Return every entry below word for word and leave out any picture.

Start of Source material

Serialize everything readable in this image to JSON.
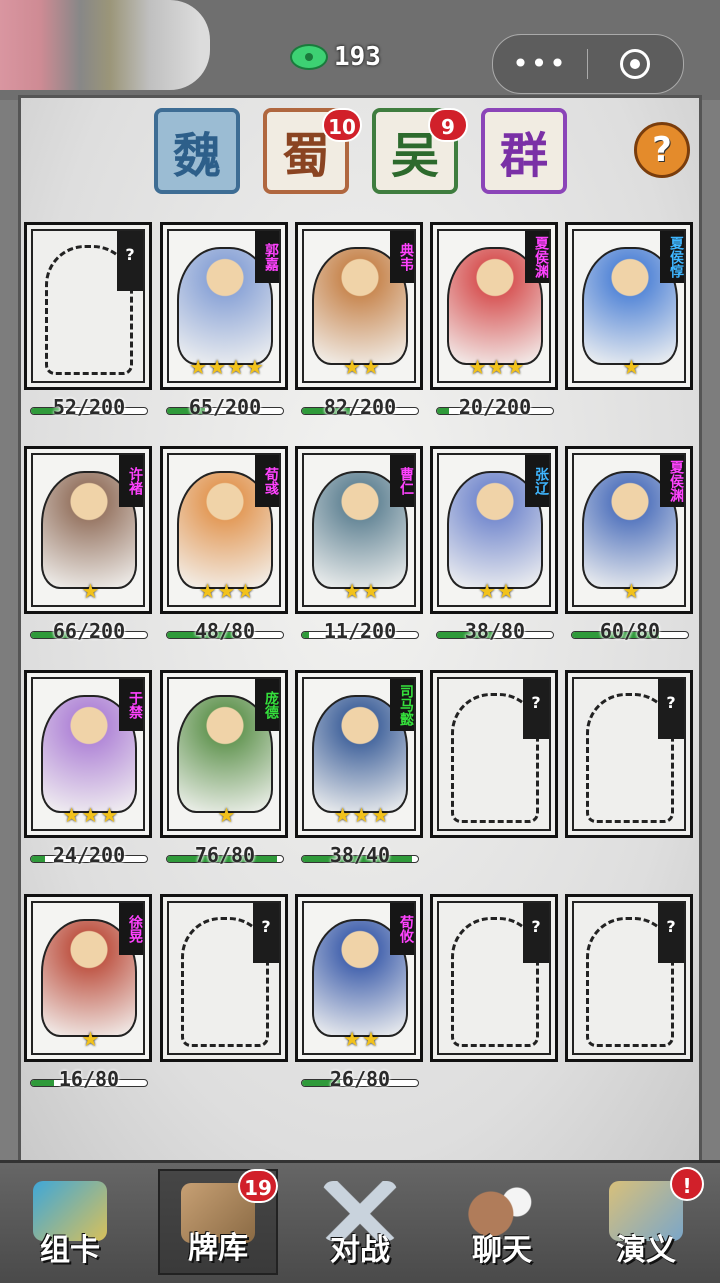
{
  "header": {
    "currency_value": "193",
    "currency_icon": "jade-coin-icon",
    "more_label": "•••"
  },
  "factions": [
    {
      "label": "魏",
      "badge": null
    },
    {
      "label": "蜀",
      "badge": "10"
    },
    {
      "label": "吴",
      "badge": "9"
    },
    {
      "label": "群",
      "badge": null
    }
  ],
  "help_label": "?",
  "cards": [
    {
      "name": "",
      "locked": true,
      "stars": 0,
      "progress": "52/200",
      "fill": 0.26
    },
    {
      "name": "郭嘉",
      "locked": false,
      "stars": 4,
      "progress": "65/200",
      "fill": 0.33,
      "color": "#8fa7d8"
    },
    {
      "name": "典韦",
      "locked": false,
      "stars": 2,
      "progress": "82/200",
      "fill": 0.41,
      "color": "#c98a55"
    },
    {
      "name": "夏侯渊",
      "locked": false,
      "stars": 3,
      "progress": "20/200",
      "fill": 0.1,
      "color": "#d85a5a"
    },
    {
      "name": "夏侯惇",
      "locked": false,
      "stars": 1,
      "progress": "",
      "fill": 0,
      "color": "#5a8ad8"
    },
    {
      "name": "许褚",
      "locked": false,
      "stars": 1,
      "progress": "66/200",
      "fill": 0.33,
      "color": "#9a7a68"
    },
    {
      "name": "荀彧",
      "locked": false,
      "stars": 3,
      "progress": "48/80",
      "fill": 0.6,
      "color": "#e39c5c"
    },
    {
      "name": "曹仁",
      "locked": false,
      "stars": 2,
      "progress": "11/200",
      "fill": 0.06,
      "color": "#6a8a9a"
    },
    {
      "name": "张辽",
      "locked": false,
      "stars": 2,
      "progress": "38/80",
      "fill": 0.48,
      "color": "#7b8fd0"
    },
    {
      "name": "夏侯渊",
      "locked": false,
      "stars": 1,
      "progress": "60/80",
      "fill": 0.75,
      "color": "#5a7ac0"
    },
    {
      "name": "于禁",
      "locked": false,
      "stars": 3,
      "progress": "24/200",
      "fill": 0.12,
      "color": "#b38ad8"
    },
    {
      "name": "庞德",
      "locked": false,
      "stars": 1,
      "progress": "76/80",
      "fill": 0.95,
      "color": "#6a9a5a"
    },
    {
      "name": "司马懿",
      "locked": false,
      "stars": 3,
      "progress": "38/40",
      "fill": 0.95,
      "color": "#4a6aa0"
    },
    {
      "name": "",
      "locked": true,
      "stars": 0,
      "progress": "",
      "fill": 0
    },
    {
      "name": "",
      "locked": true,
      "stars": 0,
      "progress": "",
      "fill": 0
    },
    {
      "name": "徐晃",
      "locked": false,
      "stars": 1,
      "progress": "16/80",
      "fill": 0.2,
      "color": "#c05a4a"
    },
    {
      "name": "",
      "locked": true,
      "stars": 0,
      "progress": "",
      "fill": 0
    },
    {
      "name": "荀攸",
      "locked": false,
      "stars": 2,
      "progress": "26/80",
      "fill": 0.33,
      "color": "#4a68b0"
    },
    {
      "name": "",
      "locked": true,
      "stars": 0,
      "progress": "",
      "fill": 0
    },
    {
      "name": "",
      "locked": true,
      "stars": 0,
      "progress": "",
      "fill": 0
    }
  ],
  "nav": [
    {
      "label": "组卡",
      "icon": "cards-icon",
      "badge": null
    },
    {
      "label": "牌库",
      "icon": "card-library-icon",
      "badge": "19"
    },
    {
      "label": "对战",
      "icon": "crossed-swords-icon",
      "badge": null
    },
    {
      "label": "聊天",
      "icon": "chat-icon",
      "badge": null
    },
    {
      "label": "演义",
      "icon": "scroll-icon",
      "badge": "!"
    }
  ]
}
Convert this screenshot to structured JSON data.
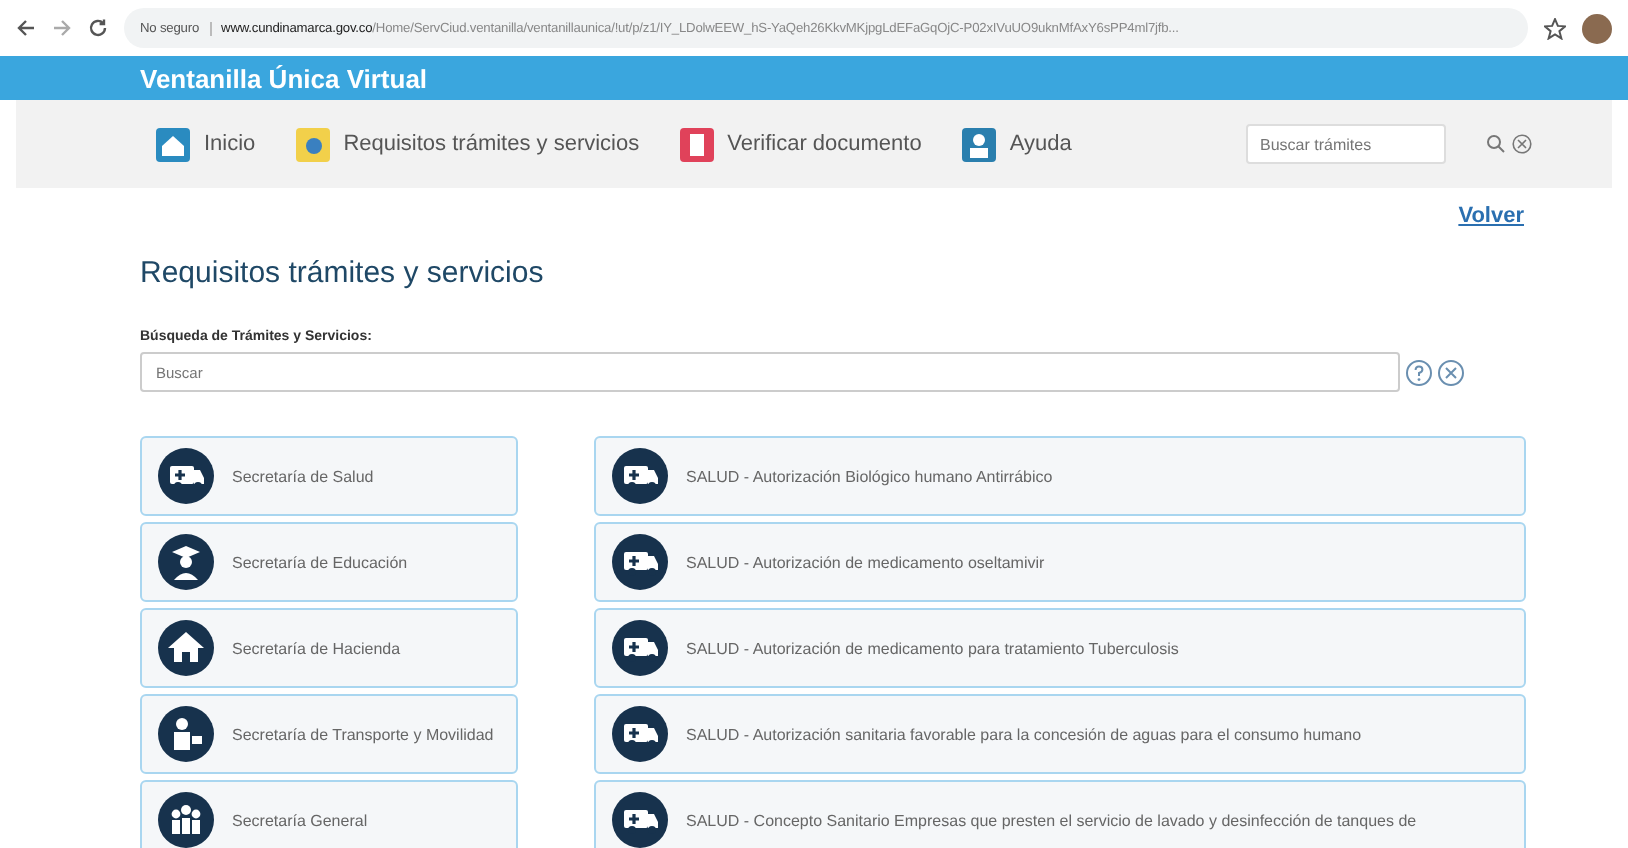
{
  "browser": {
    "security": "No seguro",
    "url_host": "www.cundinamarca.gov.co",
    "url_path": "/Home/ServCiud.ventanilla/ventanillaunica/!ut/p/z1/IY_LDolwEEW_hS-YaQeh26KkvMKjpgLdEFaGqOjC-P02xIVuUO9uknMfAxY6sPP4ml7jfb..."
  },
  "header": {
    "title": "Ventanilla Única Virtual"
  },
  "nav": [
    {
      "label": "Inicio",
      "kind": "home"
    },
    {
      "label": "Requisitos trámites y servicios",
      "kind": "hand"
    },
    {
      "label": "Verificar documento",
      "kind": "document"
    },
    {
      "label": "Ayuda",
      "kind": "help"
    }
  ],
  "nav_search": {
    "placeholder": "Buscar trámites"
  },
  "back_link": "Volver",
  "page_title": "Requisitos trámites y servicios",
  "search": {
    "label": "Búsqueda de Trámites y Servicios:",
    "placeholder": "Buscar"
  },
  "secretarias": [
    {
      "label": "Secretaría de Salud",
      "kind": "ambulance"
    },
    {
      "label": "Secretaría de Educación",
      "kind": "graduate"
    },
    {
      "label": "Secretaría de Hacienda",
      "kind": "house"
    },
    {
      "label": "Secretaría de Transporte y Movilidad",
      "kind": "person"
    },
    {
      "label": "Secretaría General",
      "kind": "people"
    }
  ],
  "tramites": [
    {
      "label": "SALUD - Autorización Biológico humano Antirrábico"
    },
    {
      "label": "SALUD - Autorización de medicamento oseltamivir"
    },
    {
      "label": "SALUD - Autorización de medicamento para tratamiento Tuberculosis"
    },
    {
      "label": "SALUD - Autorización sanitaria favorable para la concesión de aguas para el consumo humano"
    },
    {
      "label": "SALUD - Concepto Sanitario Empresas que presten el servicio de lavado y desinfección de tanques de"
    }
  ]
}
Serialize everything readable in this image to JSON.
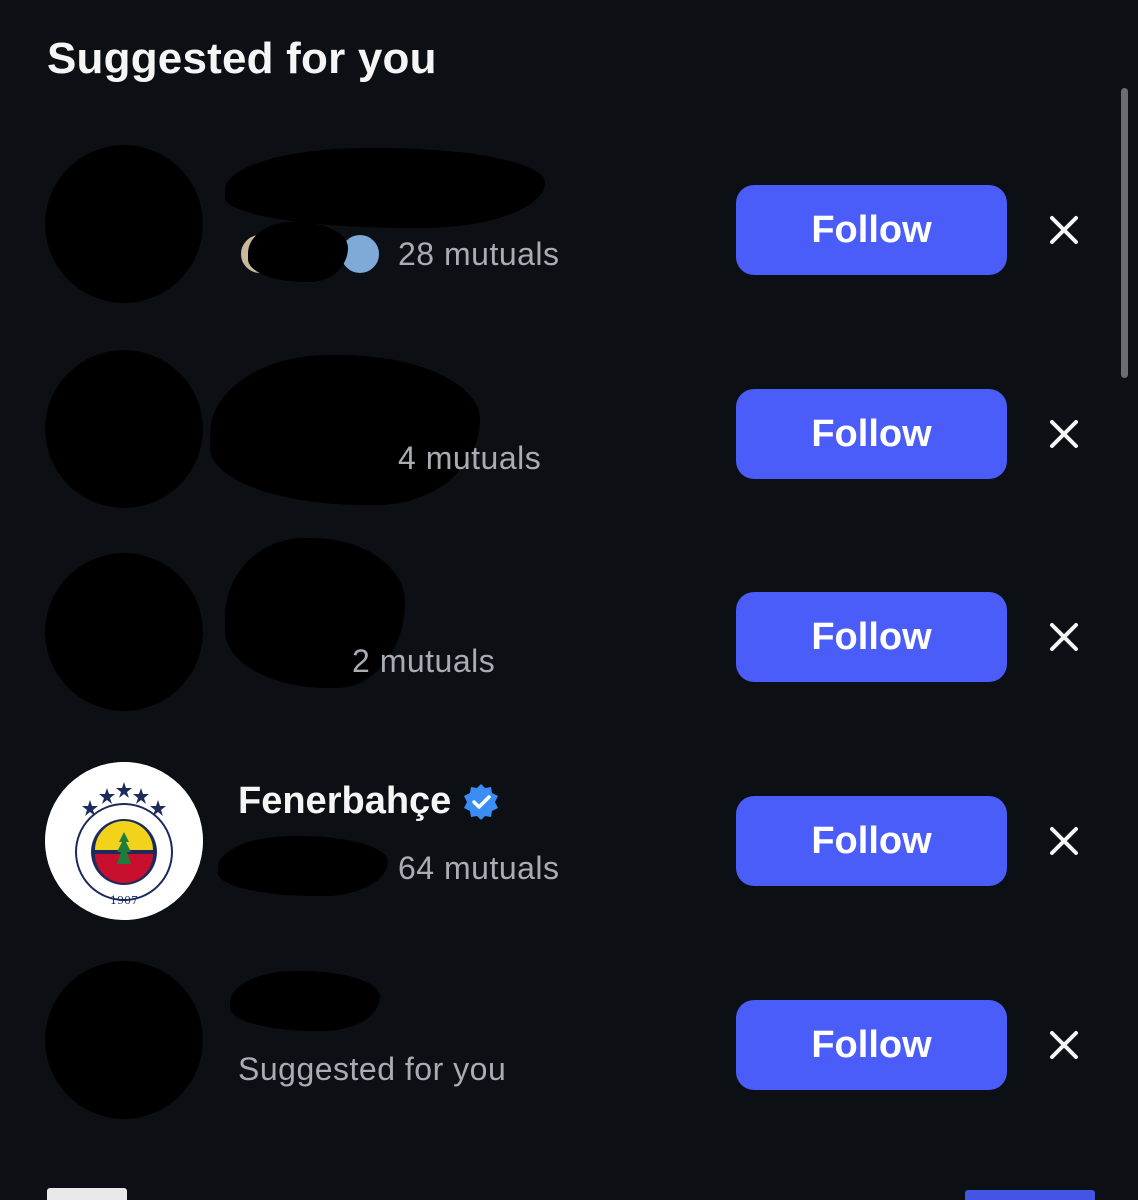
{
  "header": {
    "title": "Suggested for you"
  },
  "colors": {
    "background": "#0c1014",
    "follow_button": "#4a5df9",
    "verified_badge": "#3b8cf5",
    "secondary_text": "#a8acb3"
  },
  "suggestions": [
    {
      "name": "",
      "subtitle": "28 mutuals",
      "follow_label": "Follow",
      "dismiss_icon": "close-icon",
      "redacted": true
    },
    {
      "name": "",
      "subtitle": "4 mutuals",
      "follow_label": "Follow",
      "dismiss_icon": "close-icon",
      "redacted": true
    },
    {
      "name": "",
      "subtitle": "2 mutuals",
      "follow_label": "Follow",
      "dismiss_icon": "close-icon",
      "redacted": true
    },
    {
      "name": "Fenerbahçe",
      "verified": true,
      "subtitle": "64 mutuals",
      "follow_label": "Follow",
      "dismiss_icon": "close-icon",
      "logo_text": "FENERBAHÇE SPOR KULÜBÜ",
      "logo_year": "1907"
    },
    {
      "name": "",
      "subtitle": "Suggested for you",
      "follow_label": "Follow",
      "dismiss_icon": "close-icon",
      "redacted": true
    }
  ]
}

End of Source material

* Task result
Serialize everything readable in this image to JSON.
{
  "header": {
    "currency_value": "193",
    "currency_icon": "jade-coin-icon",
    "more_label": "•••"
  },
  "factions": [
    {
      "label": "魏",
      "badge": null
    },
    {
      "label": "蜀",
      "badge": "10"
    },
    {
      "label": "吴",
      "badge": "9"
    },
    {
      "label": "群",
      "badge": null
    }
  ],
  "help_label": "?",
  "cards": [
    {
      "name": "",
      "locked": true,
      "stars": 0,
      "progress": "52/200",
      "fill": 0.26
    },
    {
      "name": "郭嘉",
      "locked": false,
      "stars": 4,
      "progress": "65/200",
      "fill": 0.33,
      "color": "#8fa7d8"
    },
    {
      "name": "典韦",
      "locked": false,
      "stars": 2,
      "progress": "82/200",
      "fill": 0.41,
      "color": "#c98a55"
    },
    {
      "name": "夏侯渊",
      "locked": false,
      "stars": 3,
      "progress": "20/200",
      "fill": 0.1,
      "color": "#d85a5a"
    },
    {
      "name": "夏侯惇",
      "locked": false,
      "stars": 1,
      "progress": "",
      "fill": 0,
      "color": "#5a8ad8"
    },
    {
      "name": "许褚",
      "locked": false,
      "stars": 1,
      "progress": "66/200",
      "fill": 0.33,
      "color": "#9a7a68"
    },
    {
      "name": "荀彧",
      "locked": false,
      "stars": 3,
      "progress": "48/80",
      "fill": 0.6,
      "color": "#e39c5c"
    },
    {
      "name": "曹仁",
      "locked": false,
      "stars": 2,
      "progress": "11/200",
      "fill": 0.06,
      "color": "#6a8a9a"
    },
    {
      "name": "张辽",
      "locked": false,
      "stars": 2,
      "progress": "38/80",
      "fill": 0.48,
      "color": "#7b8fd0"
    },
    {
      "name": "夏侯渊",
      "locked": false,
      "stars": 1,
      "progress": "60/80",
      "fill": 0.75,
      "color": "#5a7ac0"
    },
    {
      "name": "于禁",
      "locked": false,
      "stars": 3,
      "progress": "24/200",
      "fill": 0.12,
      "color": "#b38ad8"
    },
    {
      "name": "庞德",
      "locked": false,
      "stars": 1,
      "progress": "76/80",
      "fill": 0.95,
      "color": "#6a9a5a"
    },
    {
      "name": "司马懿",
      "locked": false,
      "stars": 3,
      "progress": "38/40",
      "fill": 0.95,
      "color": "#4a6aa0"
    },
    {
      "name": "",
      "locked": true,
      "stars": 0,
      "progress": "",
      "fill": 0
    },
    {
      "name": "",
      "locked": true,
      "stars": 0,
      "progress": "",
      "fill": 0
    },
    {
      "name": "徐晃",
      "locked": false,
      "stars": 1,
      "progress": "16/80",
      "fill": 0.2,
      "color": "#c05a4a"
    },
    {
      "name": "",
      "locked": true,
      "stars": 0,
      "progress": "",
      "fill": 0
    },
    {
      "name": "荀攸",
      "locked": false,
      "stars": 2,
      "progress": "26/80",
      "fill": 0.33,
      "color": "#4a68b0"
    },
    {
      "name": "",
      "locked": true,
      "stars": 0,
      "progress": "",
      "fill": 0
    },
    {
      "name": "",
      "locked": true,
      "stars": 0,
      "progress": "",
      "fill": 0
    }
  ],
  "nav": [
    {
      "label": "组卡",
      "icon": "cards-icon",
      "badge": null
    },
    {
      "label": "牌库",
      "icon": "card-library-icon",
      "badge": "19"
    },
    {
      "label": "对战",
      "icon": "crossed-swords-icon",
      "badge": null
    },
    {
      "label": "聊天",
      "icon": "chat-icon",
      "badge": null
    },
    {
      "label": "演义",
      "icon": "scroll-icon",
      "badge": "!"
    }
  ]
}
Convert this screenshot to structured JSON data.
{
  "browser": {
    "security": "No seguro",
    "url_host": "www.cundinamarca.gov.co",
    "url_path": "/Home/ServCiud.ventanilla/ventanillaunica/!ut/p/z1/IY_LDolwEEW_hS-YaQeh26KkvMKjpgLdEFaGqOjC-P02xIVuUO9uknMfAxY6sPP4ml7jfb..."
  },
  "header": {
    "title": "Ventanilla Única Virtual"
  },
  "nav": [
    {
      "label": "Inicio",
      "kind": "home"
    },
    {
      "label": "Requisitos trámites y servicios",
      "kind": "hand"
    },
    {
      "label": "Verificar documento",
      "kind": "document"
    },
    {
      "label": "Ayuda",
      "kind": "help"
    }
  ],
  "nav_search": {
    "placeholder": "Buscar trámites"
  },
  "back_link": "Volver",
  "page_title": "Requisitos trámites y servicios",
  "search": {
    "label": "Búsqueda de Trámites y Servicios:",
    "placeholder": "Buscar"
  },
  "secretarias": [
    {
      "label": "Secretaría de Salud",
      "kind": "ambulance"
    },
    {
      "label": "Secretaría de Educación",
      "kind": "graduate"
    },
    {
      "label": "Secretaría de Hacienda",
      "kind": "house"
    },
    {
      "label": "Secretaría de Transporte y Movilidad",
      "kind": "person"
    },
    {
      "label": "Secretaría General",
      "kind": "people"
    }
  ],
  "tramites": [
    {
      "label": "SALUD - Autorización Biológico humano Antirrábico"
    },
    {
      "label": "SALUD - Autorización de medicamento oseltamivir"
    },
    {
      "label": "SALUD - Autorización de medicamento para tratamiento Tuberculosis"
    },
    {
      "label": "SALUD - Autorización sanitaria favorable para la concesión de aguas para el consumo humano"
    },
    {
      "label": "SALUD - Concepto Sanitario Empresas que presten el servicio de lavado y desinfección de tanques de"
    }
  ]
}
Serialize everything readable in this image to JSON.
{
  "header": {
    "title": "Suggested for you"
  },
  "colors": {
    "background": "#0c1014",
    "follow_button": "#4a5df9",
    "verified_badge": "#3b8cf5",
    "secondary_text": "#a8acb3"
  },
  "suggestions": [
    {
      "name": "",
      "subtitle": "28 mutuals",
      "follow_label": "Follow",
      "dismiss_icon": "close-icon",
      "redacted": true
    },
    {
      "name": "",
      "subtitle": "4 mutuals",
      "follow_label": "Follow",
      "dismiss_icon": "close-icon",
      "redacted": true
    },
    {
      "name": "",
      "subtitle": "2 mutuals",
      "follow_label": "Follow",
      "dismiss_icon": "close-icon",
      "redacted": true
    },
    {
      "name": "Fenerbahçe",
      "verified": true,
      "subtitle": "64 mutuals",
      "follow_label": "Follow",
      "dismiss_icon": "close-icon",
      "logo_text": "FENERBAHÇE SPOR KULÜBÜ",
      "logo_year": "1907"
    },
    {
      "name": "",
      "subtitle": "Suggested for you",
      "follow_label": "Follow",
      "dismiss_icon": "close-icon",
      "redacted": true
    }
  ]
}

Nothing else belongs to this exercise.